"Altcountry NL (Netherlands) review - A Handful of Locusts"

"Folk art in music" - Altcountry NL


Fire Fire Demos (EP, Backwoods Modern Recordings, 2008)

A Handful of Locusts (Backwoods Modern Recordings, 2010)

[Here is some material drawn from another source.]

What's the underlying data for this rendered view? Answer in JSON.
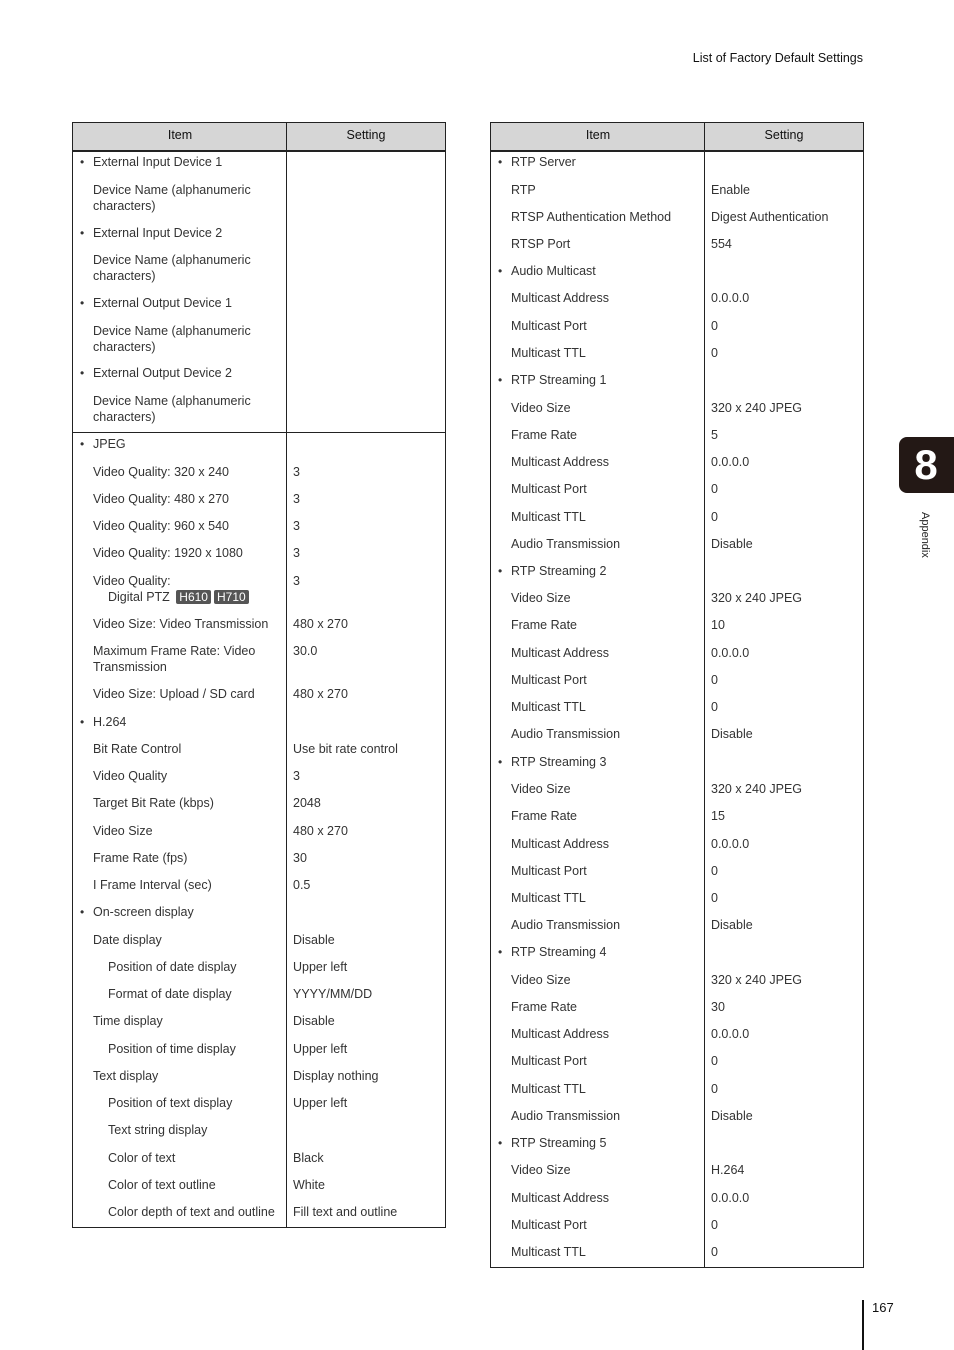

The Victor Mourning perform acoustic anachronisms from another century that are firmly rooted in this one - sometimes raucous, sometimes quiet, mostly dark, and very southern. Thought provoking, starkly haunting songs tell tales of grief-torn outcasts, confidences betrayed, piracy, and murder. There's a song about a man who eats nothing but locusts and Campbell's soup, another about a traveling albino, and an unexpected version of the ancient Greek myth of Icarus set in the hills of rural Arkansas. With classic storytelling, soaring harmonies, and melodic fiddle, the band creates music with an old time feel filtered through a modern sensibility, at once both relevant and true to its ancient roots.